* [The records]
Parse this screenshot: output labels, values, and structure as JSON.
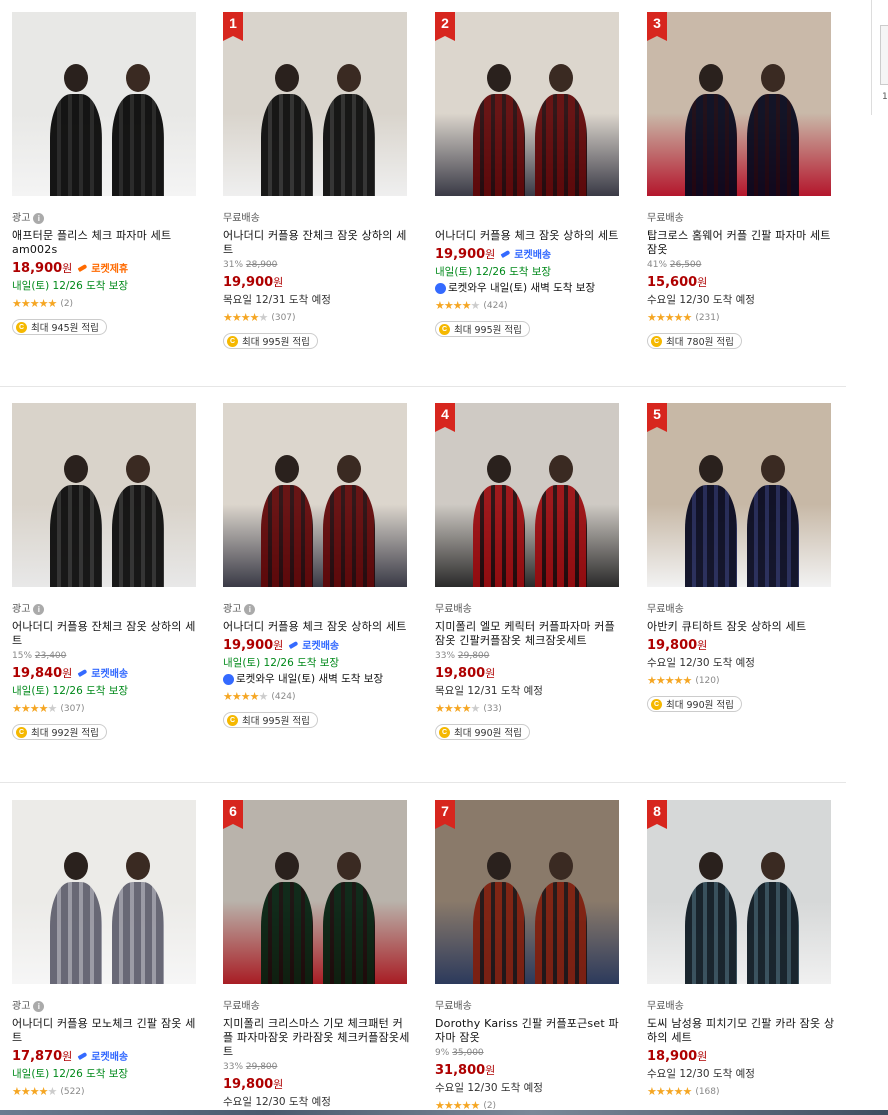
{
  "colors": {
    "price": "#ae0000",
    "rocket": "#346aff",
    "delivery": "#00891a",
    "rank": "#d7261e",
    "star": "#f5a623"
  },
  "side_panel": {
    "number": "1"
  },
  "rows": [
    [
      {
        "rank": "",
        "tag": "광고",
        "ad": true,
        "title": "애프터문 플리스 체크 파자마 세트 am002s",
        "discount_rate": "",
        "original_price": "",
        "price": "18,900",
        "won": "원",
        "badge": "로켓제휴",
        "badge_style": "orange",
        "delivery": "내일(토) 12/26 도착 보장",
        "delivery_style": "green",
        "dawn": "",
        "stars": 5,
        "rating_count": "(2)",
        "reward": "최대 945원 적립",
        "img": [
          "#e8e8e6",
          "#1c1c1c",
          "#f4f4f4"
        ]
      },
      {
        "rank": "1",
        "tag": "무료배송",
        "ad": false,
        "title": "어나더디 커플용 잔체크 잠옷 상하의 세트",
        "discount_rate": "31%",
        "original_price": "28,900",
        "price": "19,900",
        "won": "원",
        "badge": "",
        "badge_style": "",
        "delivery": "목요일 12/31 도착 예정",
        "delivery_style": "gray",
        "dawn": "",
        "stars": 4,
        "rating_count": "(307)",
        "reward": "최대 995원 적립",
        "img": [
          "#d9d4cc",
          "#2a2a2a",
          "#efefef"
        ]
      },
      {
        "rank": "2",
        "tag": "",
        "ad": false,
        "title": "어나더디 커플용 체크 잠옷 상하의 세트",
        "discount_rate": "",
        "original_price": "",
        "price": "19,900",
        "won": "원",
        "badge": "로켓배송",
        "badge_style": "blue",
        "delivery": "내일(토) 12/26 도착 보장",
        "delivery_style": "green",
        "dawn": "로켓와우 내일(토) 새벽 도착 보장",
        "stars": 4,
        "rating_count": "(424)",
        "reward": "최대 995원 적립",
        "img": [
          "#dcd6cd",
          "#9c2228",
          "#3a3a46"
        ]
      },
      {
        "rank": "3",
        "tag": "무료배송",
        "ad": false,
        "title": "탑크로스 홈웨어 커플 긴팔 파자마 세트 잠옷",
        "discount_rate": "41%",
        "original_price": "26,500",
        "price": "15,600",
        "won": "원",
        "badge": "",
        "badge_style": "",
        "delivery": "수요일 12/30 도착 예정",
        "delivery_style": "gray",
        "dawn": "",
        "stars": 4.5,
        "rating_count": "(231)",
        "reward": "최대 780원 적립",
        "img": [
          "#c9b9a9",
          "#1f2a55",
          "#b4162c"
        ]
      }
    ],
    [
      {
        "rank": "",
        "tag": "광고",
        "ad": true,
        "title": "어나더디 커플용 잔체크 잠옷 상하의 세트",
        "discount_rate": "15%",
        "original_price": "23,400",
        "price": "19,840",
        "won": "원",
        "badge": "로켓배송",
        "badge_style": "blue",
        "delivery": "내일(토) 12/26 도착 보장",
        "delivery_style": "green",
        "dawn": "",
        "stars": 4,
        "rating_count": "(307)",
        "reward": "최대 992원 적립",
        "img": [
          "#d9d3ca",
          "#2b2b2b",
          "#e8e8e8"
        ]
      },
      {
        "rank": "",
        "tag": "광고",
        "ad": true,
        "title": "어나더디 커플용 체크 잠옷 상하의 세트",
        "discount_rate": "",
        "original_price": "",
        "price": "19,900",
        "won": "원",
        "badge": "로켓배송",
        "badge_style": "blue",
        "delivery": "내일(토) 12/26 도착 보장",
        "delivery_style": "green",
        "dawn": "로켓와우 내일(토) 새벽 도착 보장",
        "stars": 4,
        "rating_count": "(424)",
        "reward": "최대 995원 적립",
        "img": [
          "#dcd6cd",
          "#9c2228",
          "#3a3a46"
        ]
      },
      {
        "rank": "4",
        "tag": "무료배송",
        "ad": false,
        "title": "지미폴리 엘모 케릭터 커플파자마 커플잠옷 긴팔커플잠옷 체크잠옷세트",
        "discount_rate": "33%",
        "original_price": "29,800",
        "price": "19,800",
        "won": "원",
        "badge": "",
        "badge_style": "",
        "delivery": "목요일 12/31 도착 예정",
        "delivery_style": "gray",
        "dawn": "",
        "stars": 4,
        "rating_count": "(33)",
        "reward": "최대 990원 적립",
        "img": [
          "#cfcac4",
          "#c6323c",
          "#2a2a2a"
        ]
      },
      {
        "rank": "5",
        "tag": "무료배송",
        "ad": false,
        "title": "아반키 큐티하트 잠옷 상하의 세트",
        "discount_rate": "",
        "original_price": "",
        "price": "19,800",
        "won": "원",
        "badge": "",
        "badge_style": "",
        "delivery": "수요일 12/30 도착 예정",
        "delivery_style": "gray",
        "dawn": "",
        "stars": 4.5,
        "rating_count": "(120)",
        "reward": "최대 990원 적립",
        "img": [
          "#c7b8a6",
          "#1d2456",
          "#f2f2f2"
        ]
      }
    ],
    [
      {
        "rank": "",
        "tag": "광고",
        "ad": true,
        "title": "어나더디 커플용 모노체크 긴팔 잠옷 세트",
        "discount_rate": "",
        "original_price": "",
        "price": "17,870",
        "won": "원",
        "badge": "로켓배송",
        "badge_style": "blue",
        "delivery": "내일(토) 12/26 도착 보장",
        "delivery_style": "green",
        "dawn": "",
        "stars": 4,
        "rating_count": "(522)",
        "reward": "",
        "img": [
          "#ecebe8",
          "#9a9aa6",
          "#f6f6f6"
        ]
      },
      {
        "rank": "6",
        "tag": "무료배송",
        "ad": false,
        "title": "지미폴리 크리스마스 기모 체크패턴 커플 파자마잠옷 카라잠옷 체크커플잠옷세트",
        "discount_rate": "33%",
        "original_price": "29,800",
        "price": "19,800",
        "won": "원",
        "badge": "",
        "badge_style": "",
        "delivery": "수요일 12/30 도착 예정",
        "delivery_style": "gray",
        "dawn": "",
        "stars": 0,
        "rating_count": "",
        "reward": "",
        "img": [
          "#b9b3ab",
          "#1d5a3e",
          "#a81d24"
        ]
      },
      {
        "rank": "7",
        "tag": "무료배송",
        "ad": false,
        "title": "Dorothy Kariss 긴팔 커플포근set 파자마 잠옷",
        "discount_rate": "9%",
        "original_price": "35,000",
        "price": "31,800",
        "won": "원",
        "badge": "",
        "badge_style": "",
        "delivery": "수요일 12/30 도착 예정",
        "delivery_style": "gray",
        "dawn": "",
        "stars": 5,
        "rating_count": "(2)",
        "reward": "",
        "img": [
          "#8a7a6a",
          "#b5573a",
          "#2c3a5c"
        ]
      },
      {
        "rank": "8",
        "tag": "무료배송",
        "ad": false,
        "title": "도씨 남성용 피치기모 긴팔 카라 잠옷 상하의 세트",
        "discount_rate": "",
        "original_price": "",
        "price": "18,900",
        "won": "원",
        "badge": "",
        "badge_style": "",
        "delivery": "수요일 12/30 도착 예정",
        "delivery_style": "gray",
        "dawn": "",
        "stars": 4.5,
        "rating_count": "(168)",
        "reward": "",
        "img": [
          "#d6d8d8",
          "#2f4a58",
          "#f0f0f0"
        ]
      }
    ]
  ]
}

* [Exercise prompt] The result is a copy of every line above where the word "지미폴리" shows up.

* [Task answer]
        "title": "지미폴리 엘모 케릭터 커플파자마 커플잠옷 긴팔커플잠옷 체크잠옷세트",
        "title": "지미폴리 크리스마스 기모 체크패턴 커플 파자마잠옷 카라잠옷 체크커플잠옷세트",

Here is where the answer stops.